__EXERCISE AIM__
Copy the data exactly. Leave nothing out.

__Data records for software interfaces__

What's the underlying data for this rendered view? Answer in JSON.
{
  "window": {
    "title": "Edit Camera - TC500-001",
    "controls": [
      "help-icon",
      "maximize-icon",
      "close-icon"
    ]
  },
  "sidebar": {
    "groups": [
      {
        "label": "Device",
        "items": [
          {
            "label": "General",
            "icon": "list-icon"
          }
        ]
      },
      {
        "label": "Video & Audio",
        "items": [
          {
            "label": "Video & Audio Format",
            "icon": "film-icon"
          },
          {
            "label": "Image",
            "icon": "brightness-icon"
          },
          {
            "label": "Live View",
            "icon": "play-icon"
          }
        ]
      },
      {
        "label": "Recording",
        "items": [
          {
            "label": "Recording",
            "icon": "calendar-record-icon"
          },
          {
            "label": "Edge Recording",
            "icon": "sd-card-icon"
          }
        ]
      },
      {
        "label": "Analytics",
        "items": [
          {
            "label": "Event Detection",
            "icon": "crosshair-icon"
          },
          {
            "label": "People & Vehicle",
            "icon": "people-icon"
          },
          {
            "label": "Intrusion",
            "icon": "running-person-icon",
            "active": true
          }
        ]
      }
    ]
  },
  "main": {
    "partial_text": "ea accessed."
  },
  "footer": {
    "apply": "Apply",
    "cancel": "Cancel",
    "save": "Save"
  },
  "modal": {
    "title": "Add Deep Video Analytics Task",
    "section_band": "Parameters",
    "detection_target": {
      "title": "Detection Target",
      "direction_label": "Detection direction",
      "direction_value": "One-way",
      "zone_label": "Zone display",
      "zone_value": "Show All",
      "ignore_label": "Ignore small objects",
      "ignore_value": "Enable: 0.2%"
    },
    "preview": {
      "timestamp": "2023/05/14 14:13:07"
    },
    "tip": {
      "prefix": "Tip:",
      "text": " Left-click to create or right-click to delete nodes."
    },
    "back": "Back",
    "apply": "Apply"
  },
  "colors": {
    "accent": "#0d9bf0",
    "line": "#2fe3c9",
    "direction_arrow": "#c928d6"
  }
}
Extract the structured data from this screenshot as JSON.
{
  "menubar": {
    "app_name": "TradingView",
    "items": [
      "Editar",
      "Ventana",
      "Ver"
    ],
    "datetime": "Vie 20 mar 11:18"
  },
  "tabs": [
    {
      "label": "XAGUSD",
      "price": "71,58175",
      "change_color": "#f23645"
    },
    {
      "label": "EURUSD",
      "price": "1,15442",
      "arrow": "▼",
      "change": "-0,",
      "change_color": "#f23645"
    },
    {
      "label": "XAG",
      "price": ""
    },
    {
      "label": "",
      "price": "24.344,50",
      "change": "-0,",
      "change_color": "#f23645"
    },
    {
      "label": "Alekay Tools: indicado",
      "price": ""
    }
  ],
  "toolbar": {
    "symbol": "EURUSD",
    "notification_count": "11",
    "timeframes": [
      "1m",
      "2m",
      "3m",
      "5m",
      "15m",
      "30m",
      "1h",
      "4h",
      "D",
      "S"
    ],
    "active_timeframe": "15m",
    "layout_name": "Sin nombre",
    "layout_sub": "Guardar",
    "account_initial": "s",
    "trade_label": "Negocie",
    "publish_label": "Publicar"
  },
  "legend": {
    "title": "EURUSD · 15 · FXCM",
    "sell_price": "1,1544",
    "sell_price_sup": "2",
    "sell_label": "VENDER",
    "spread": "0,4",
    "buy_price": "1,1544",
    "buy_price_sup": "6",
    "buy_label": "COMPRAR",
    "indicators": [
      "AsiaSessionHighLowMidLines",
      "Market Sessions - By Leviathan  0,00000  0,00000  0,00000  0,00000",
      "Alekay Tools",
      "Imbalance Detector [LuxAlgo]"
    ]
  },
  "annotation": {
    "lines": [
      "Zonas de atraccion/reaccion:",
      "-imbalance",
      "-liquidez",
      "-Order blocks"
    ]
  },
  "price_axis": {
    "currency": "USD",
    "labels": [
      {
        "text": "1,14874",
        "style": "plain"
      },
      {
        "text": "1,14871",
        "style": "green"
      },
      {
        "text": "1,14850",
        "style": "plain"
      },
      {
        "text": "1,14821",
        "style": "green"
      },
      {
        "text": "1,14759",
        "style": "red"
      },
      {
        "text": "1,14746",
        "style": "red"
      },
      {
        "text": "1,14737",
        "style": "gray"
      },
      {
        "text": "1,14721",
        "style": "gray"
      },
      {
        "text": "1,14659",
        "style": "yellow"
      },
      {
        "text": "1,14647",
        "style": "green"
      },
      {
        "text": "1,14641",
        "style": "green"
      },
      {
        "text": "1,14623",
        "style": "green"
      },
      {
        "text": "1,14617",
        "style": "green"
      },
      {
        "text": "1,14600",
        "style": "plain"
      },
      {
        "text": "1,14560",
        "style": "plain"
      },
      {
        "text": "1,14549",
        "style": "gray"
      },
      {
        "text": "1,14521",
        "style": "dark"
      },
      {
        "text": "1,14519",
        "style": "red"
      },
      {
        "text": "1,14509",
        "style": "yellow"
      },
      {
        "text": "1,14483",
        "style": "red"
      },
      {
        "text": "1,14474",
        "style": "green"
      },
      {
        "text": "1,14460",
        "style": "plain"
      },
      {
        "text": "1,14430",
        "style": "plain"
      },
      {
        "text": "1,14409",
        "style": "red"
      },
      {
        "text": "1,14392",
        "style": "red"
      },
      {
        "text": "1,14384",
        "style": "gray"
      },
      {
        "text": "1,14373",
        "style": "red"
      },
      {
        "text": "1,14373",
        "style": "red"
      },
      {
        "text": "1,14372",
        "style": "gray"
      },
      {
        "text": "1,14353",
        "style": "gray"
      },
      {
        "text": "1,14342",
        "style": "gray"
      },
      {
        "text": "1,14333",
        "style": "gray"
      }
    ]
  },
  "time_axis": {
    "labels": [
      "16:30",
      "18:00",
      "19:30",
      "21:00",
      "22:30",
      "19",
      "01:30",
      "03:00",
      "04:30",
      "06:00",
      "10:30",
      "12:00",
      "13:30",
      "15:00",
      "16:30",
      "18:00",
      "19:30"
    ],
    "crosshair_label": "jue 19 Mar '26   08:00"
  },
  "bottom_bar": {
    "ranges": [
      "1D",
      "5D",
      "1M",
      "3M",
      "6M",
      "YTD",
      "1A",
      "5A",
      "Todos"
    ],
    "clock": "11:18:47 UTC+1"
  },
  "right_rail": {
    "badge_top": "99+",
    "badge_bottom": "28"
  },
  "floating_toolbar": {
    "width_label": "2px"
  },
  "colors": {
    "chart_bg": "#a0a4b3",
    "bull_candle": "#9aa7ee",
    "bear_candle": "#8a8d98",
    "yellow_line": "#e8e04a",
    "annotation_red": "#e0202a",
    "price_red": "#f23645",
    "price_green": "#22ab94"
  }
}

__RESULT OF THE TASK__
What's the underlying data for this rendered view? Answer in JSON.
{
  "window": {
    "title": "Edit Camera - TC500-001",
    "controls": [
      "help-icon",
      "maximize-icon",
      "close-icon"
    ]
  },
  "sidebar": {
    "groups": [
      {
        "label": "Device",
        "items": [
          {
            "label": "General",
            "icon": "list-icon"
          }
        ]
      },
      {
        "label": "Video & Audio",
        "items": [
          {
            "label": "Video & Audio Format",
            "icon": "film-icon"
          },
          {
            "label": "Image",
            "icon": "brightness-icon"
          },
          {
            "label": "Live View",
            "icon": "play-icon"
          }
        ]
      },
      {
        "label": "Recording",
        "items": [
          {
            "label": "Recording",
            "icon": "calendar-record-icon"
          },
          {
            "label": "Edge Recording",
            "icon": "sd-card-icon"
          }
        ]
      },
      {
        "label": "Analytics",
        "items": [
          {
            "label": "Event Detection",
            "icon": "crosshair-icon"
          },
          {
            "label": "People & Vehicle",
            "icon": "people-icon"
          },
          {
            "label": "Intrusion",
            "icon": "running-person-icon",
            "active": true
          }
        ]
      }
    ]
  },
  "main": {
    "partial_text": "ea accessed."
  },
  "footer": {
    "apply": "Apply",
    "cancel": "Cancel",
    "save": "Save"
  },
  "modal": {
    "title": "Add Deep Video Analytics Task",
    "section_band": "Parameters",
    "detection_target": {
      "title": "Detection Target",
      "direction_label": "Detection direction",
      "direction_value": "One-way",
      "zone_label": "Zone display",
      "zone_value": "Show All",
      "ignore_label": "Ignore small objects",
      "ignore_value": "Enable: 0.2%"
    },
    "preview": {
      "timestamp": "2023/05/14 14:13:07"
    },
    "tip": {
      "prefix": "Tip:",
      "text": " Left-click to create or right-click to delete nodes."
    },
    "back": "Back",
    "apply": "Apply"
  },
  "colors": {
    "accent": "#0d9bf0",
    "line": "#2fe3c9",
    "direction_arrow": "#c928d6"
  }
}
Extract the structured data from this screenshot as JSON.
{
  "menubar": {
    "app_name": "TradingView",
    "items": [
      "Editar",
      "Ventana",
      "Ver"
    ],
    "datetime": "Vie 20 mar 11:18"
  },
  "tabs": [
    {
      "label": "XAGUSD",
      "price": "71,58175",
      "change_color": "#f23645"
    },
    {
      "label": "EURUSD",
      "price": "1,15442",
      "arrow": "▼",
      "change": "-0,",
      "change_color": "#f23645"
    },
    {
      "label": "XAG",
      "price": ""
    },
    {
      "label": "",
      "price": "24.344,50",
      "change": "-0,",
      "change_color": "#f23645"
    },
    {
      "label": "Alekay Tools: indicado",
      "price": ""
    }
  ],
  "toolbar": {
    "symbol": "EURUSD",
    "notification_count": "11",
    "timeframes": [
      "1m",
      "2m",
      "3m",
      "5m",
      "15m",
      "30m",
      "1h",
      "4h",
      "D",
      "S"
    ],
    "active_timeframe": "15m",
    "layout_name": "Sin nombre",
    "layout_sub": "Guardar",
    "account_initial": "s",
    "trade_label": "Negocie",
    "publish_label": "Publicar"
  },
  "legend": {
    "title": "EURUSD · 15 · FXCM",
    "sell_price": "1,1544",
    "sell_price_sup": "2",
    "sell_label": "VENDER",
    "spread": "0,4",
    "buy_price": "1,1544",
    "buy_price_sup": "6",
    "buy_label": "COMPRAR",
    "indicators": [
      "AsiaSessionHighLowMidLines",
      "Market Sessions - By Leviathan  0,00000  0,00000  0,00000  0,00000",
      "Alekay Tools",
      "Imbalance Detector [LuxAlgo]"
    ]
  },
  "annotation": {
    "lines": [
      "Zonas de atraccion/reaccion:",
      "-imbalance",
      "-liquidez",
      "-Order blocks"
    ]
  },
  "price_axis": {
    "currency": "USD",
    "labels": [
      {
        "text": "1,14874",
        "style": "plain"
      },
      {
        "text": "1,14871",
        "style": "green"
      },
      {
        "text": "1,14850",
        "style": "plain"
      },
      {
        "text": "1,14821",
        "style": "green"
      },
      {
        "text": "1,14759",
        "style": "red"
      },
      {
        "text": "1,14746",
        "style": "red"
      },
      {
        "text": "1,14737",
        "style": "gray"
      },
      {
        "text": "1,14721",
        "style": "gray"
      },
      {
        "text": "1,14659",
        "style": "yellow"
      },
      {
        "text": "1,14647",
        "style": "green"
      },
      {
        "text": "1,14641",
        "style": "green"
      },
      {
        "text": "1,14623",
        "style": "green"
      },
      {
        "text": "1,14617",
        "style": "green"
      },
      {
        "text": "1,14600",
        "style": "plain"
      },
      {
        "text": "1,14560",
        "style": "plain"
      },
      {
        "text": "1,14549",
        "style": "gray"
      },
      {
        "text": "1,14521",
        "style": "dark"
      },
      {
        "text": "1,14519",
        "style": "red"
      },
      {
        "text": "1,14509",
        "style": "yellow"
      },
      {
        "text": "1,14483",
        "style": "red"
      },
      {
        "text": "1,14474",
        "style": "green"
      },
      {
        "text": "1,14460",
        "style": "plain"
      },
      {
        "text": "1,14430",
        "style": "plain"
      },
      {
        "text": "1,14409",
        "style": "red"
      },
      {
        "text": "1,14392",
        "style": "red"
      },
      {
        "text": "1,14384",
        "style": "gray"
      },
      {
        "text": "1,14373",
        "style": "red"
      },
      {
        "text": "1,14373",
        "style": "red"
      },
      {
        "text": "1,14372",
        "style": "gray"
      },
      {
        "text": "1,14353",
        "style": "gray"
      },
      {
        "text": "1,14342",
        "style": "gray"
      },
      {
        "text": "1,14333",
        "style": "gray"
      }
    ]
  },
  "time_axis": {
    "labels": [
      "16:30",
      "18:00",
      "19:30",
      "21:00",
      "22:30",
      "19",
      "01:30",
      "03:00",
      "04:30",
      "06:00",
      "10:30",
      "12:00",
      "13:30",
      "15:00",
      "16:30",
      "18:00",
      "19:30"
    ],
    "crosshair_label": "jue 19 Mar '26   08:00"
  },
  "bottom_bar": {
    "ranges": [
      "1D",
      "5D",
      "1M",
      "3M",
      "6M",
      "YTD",
      "1A",
      "5A",
      "Todos"
    ],
    "clock": "11:18:47 UTC+1"
  },
  "right_rail": {
    "badge_top": "99+",
    "badge_bottom": "28"
  },
  "floating_toolbar": {
    "width_label": "2px"
  },
  "colors": {
    "chart_bg": "#a0a4b3",
    "bull_candle": "#9aa7ee",
    "bear_candle": "#8a8d98",
    "yellow_line": "#e8e04a",
    "annotation_red": "#e0202a",
    "price_red": "#f23645",
    "price_green": "#22ab94"
  }
}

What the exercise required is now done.